This movie is basically a nerf gun aimed right into the hearts of children and when it hits, it delivers a dose of holiday cheer and joy that’s undeniable. In sequel mode, this one has a little more razzle dazzle and a little less natural charm and sparkle than the first, but it’s still a good, clean, fun time for the whole family. Kurt Russell is a hot Santa who injects more than a little Elvis into the jolly old guy, donning sunglasses and swiveling his hips to belt out another show-stopping tune once again. And rather happily we see much more of Goldie Hawn, who brings her own twinkle to the mix, sweet but pro-active, not exactly the passive knitter in a rocking chair Mrs. Claus is often made out to be.
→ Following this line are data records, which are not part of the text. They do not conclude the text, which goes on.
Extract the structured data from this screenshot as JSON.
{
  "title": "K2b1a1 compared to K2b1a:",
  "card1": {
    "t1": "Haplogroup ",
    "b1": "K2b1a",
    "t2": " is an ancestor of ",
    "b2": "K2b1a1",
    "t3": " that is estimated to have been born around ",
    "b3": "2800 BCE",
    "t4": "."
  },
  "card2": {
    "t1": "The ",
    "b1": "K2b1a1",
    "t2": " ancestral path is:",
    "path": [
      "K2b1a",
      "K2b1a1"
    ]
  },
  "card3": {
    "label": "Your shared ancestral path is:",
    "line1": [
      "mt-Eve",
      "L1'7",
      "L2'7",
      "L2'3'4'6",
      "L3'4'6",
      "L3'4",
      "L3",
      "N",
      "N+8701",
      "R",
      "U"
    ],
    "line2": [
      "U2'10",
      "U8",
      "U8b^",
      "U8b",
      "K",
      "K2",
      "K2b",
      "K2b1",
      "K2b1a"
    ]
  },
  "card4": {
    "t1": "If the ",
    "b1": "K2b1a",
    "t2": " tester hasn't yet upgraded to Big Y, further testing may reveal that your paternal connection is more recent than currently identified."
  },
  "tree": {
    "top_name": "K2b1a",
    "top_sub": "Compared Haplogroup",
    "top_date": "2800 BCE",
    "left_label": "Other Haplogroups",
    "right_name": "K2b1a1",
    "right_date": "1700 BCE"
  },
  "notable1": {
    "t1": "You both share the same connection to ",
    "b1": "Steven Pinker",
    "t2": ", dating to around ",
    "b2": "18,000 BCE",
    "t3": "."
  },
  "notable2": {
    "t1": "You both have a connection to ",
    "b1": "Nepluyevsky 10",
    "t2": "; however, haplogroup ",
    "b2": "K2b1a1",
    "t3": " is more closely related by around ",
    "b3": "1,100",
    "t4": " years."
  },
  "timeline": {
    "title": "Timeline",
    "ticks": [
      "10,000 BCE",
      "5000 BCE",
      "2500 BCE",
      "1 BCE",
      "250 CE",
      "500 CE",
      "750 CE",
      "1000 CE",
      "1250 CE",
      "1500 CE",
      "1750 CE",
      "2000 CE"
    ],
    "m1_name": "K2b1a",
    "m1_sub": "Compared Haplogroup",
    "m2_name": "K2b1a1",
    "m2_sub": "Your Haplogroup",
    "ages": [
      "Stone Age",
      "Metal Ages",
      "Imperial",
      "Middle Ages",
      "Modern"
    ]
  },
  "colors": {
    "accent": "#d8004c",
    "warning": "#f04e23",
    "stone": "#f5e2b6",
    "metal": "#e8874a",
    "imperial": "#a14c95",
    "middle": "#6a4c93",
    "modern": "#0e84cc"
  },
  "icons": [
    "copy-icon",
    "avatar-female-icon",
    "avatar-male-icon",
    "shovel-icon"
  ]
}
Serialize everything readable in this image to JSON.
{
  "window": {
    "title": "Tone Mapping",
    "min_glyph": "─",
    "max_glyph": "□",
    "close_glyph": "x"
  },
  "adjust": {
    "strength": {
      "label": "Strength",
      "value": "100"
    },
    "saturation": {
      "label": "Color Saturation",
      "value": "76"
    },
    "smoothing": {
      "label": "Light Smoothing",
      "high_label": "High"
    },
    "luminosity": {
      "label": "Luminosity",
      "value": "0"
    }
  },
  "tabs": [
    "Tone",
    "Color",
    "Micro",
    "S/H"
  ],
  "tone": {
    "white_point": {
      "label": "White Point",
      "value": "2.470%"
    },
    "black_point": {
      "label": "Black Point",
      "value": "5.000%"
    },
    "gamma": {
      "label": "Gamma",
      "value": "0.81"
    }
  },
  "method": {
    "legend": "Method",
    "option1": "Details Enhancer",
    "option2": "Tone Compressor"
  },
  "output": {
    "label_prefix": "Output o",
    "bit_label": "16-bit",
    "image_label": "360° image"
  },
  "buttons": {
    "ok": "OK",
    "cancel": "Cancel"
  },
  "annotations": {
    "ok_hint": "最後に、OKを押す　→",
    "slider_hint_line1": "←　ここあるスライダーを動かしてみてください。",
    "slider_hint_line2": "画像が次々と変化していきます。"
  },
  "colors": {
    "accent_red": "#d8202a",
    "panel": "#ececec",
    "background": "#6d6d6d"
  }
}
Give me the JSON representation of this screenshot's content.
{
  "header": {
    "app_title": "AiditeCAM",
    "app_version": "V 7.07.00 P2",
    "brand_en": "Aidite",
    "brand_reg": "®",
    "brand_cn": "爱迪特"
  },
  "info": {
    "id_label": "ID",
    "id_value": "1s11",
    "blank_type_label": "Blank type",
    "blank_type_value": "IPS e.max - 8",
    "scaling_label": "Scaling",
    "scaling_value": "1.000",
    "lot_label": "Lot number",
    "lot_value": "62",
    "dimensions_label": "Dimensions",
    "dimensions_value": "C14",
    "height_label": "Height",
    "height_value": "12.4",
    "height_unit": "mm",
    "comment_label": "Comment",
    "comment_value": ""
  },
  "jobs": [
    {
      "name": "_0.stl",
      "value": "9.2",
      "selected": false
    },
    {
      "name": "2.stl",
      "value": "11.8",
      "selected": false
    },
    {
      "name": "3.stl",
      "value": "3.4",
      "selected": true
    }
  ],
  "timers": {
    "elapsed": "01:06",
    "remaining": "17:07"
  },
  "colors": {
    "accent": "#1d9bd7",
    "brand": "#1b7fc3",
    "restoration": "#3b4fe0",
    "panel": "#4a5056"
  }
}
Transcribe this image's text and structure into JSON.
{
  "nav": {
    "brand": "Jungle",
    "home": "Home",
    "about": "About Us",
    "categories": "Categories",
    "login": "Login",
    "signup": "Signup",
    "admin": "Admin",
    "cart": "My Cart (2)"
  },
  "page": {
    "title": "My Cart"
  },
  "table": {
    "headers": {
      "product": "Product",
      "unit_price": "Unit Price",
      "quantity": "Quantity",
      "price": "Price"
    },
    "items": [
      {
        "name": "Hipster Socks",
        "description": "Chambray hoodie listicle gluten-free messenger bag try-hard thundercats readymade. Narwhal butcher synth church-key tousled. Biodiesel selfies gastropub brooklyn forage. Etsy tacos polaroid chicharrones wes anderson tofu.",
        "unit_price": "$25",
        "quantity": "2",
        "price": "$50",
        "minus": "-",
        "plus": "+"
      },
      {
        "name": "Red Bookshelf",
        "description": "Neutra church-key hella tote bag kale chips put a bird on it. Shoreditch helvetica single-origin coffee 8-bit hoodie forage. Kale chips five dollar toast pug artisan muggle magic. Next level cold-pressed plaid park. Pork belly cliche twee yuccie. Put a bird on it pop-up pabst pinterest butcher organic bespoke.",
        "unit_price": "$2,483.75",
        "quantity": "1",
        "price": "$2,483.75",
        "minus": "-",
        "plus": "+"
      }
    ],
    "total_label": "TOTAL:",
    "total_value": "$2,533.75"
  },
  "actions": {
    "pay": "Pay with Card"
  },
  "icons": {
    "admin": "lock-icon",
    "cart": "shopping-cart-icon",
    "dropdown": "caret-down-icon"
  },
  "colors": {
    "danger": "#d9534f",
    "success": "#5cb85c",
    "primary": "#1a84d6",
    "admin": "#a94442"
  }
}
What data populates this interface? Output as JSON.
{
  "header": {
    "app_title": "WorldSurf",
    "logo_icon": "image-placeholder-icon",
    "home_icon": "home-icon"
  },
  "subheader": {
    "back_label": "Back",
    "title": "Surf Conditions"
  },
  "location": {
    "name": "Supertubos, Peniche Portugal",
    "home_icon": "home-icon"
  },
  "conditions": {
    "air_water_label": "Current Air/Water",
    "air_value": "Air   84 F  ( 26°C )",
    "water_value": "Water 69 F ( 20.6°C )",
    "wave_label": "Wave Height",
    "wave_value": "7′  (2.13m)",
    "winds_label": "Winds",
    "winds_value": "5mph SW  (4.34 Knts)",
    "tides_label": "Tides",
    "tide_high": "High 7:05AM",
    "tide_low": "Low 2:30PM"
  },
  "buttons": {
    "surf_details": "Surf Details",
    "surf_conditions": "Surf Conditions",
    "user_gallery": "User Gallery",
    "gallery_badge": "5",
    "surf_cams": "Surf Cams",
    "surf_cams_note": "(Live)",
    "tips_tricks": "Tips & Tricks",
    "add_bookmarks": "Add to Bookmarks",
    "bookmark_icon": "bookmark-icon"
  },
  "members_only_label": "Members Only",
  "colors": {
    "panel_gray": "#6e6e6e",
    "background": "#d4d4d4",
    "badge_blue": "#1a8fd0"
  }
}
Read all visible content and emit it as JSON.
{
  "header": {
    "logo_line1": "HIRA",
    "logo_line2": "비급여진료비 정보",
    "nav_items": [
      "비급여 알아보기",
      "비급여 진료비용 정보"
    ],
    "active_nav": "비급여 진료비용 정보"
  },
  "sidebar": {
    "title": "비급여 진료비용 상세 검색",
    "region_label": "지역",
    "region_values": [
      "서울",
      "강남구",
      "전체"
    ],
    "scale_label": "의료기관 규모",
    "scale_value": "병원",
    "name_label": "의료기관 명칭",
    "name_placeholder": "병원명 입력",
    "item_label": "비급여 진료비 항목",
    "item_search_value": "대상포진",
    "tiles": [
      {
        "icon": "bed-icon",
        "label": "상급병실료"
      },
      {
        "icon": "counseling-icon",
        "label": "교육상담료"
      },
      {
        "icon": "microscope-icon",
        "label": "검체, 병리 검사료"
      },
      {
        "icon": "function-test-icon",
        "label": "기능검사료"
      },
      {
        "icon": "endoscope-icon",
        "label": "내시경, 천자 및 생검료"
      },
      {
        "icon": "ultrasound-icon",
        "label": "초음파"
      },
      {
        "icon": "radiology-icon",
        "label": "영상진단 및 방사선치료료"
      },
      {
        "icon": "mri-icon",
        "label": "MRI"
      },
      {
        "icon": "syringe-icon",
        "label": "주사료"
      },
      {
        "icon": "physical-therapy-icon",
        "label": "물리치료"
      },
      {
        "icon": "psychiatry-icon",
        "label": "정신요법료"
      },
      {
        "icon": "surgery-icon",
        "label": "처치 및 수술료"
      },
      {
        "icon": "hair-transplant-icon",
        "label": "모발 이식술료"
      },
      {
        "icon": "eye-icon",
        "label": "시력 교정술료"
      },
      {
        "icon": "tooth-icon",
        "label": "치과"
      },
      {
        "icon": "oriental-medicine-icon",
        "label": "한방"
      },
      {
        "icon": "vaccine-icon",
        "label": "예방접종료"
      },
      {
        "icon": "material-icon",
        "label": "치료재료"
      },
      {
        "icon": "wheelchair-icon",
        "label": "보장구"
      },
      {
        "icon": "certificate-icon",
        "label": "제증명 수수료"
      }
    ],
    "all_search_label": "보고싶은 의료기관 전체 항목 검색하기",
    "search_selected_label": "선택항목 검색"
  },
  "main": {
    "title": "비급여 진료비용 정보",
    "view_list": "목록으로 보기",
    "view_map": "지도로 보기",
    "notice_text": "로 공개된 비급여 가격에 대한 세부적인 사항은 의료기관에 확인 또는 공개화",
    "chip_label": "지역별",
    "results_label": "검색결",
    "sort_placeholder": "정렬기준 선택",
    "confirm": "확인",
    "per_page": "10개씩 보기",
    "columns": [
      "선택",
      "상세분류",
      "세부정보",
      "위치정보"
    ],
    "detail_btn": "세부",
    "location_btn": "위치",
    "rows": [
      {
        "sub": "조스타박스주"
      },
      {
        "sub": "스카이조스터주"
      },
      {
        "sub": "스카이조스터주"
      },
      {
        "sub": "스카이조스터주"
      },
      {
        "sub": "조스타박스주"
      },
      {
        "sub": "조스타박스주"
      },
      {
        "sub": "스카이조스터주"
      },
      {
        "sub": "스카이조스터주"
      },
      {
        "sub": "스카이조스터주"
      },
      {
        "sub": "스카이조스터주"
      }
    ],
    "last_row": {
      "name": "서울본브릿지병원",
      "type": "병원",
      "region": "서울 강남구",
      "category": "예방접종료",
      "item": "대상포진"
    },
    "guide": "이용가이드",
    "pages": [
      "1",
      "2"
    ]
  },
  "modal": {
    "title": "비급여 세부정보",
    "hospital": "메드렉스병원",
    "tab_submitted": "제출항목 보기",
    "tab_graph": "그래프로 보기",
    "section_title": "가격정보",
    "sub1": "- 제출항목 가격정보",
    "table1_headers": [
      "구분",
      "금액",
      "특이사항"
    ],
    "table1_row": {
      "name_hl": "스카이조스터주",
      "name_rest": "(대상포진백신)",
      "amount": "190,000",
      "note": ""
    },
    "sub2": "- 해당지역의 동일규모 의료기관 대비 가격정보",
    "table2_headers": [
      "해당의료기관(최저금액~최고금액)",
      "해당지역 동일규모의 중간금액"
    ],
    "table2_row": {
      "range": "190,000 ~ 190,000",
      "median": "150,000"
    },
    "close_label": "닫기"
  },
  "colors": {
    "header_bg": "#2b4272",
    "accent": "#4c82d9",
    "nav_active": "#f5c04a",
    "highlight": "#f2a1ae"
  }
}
The Christmas Chronicles 2 is wonderfully, effortlessly cheerful. It has great acting and its attention to detail surpasses even the first, for a glossy look that feels, well, merry and bright. And if it is perhaps pandering and slightly disjointed, well, at least it knows its audience. The exploding gingerbread cookies, gravity gloves, dance breaks, flying jackotes ( jackal-coyote hybrids that look more like giant, extra-inbred pugs), and crossbow battles will all be very well-received by young audiences tuning in to get a second look at this Santa guy who’s so much cooler than the one at the mall. And who can blame them? He is pretty great and I count myself rather unashamedly among his fans.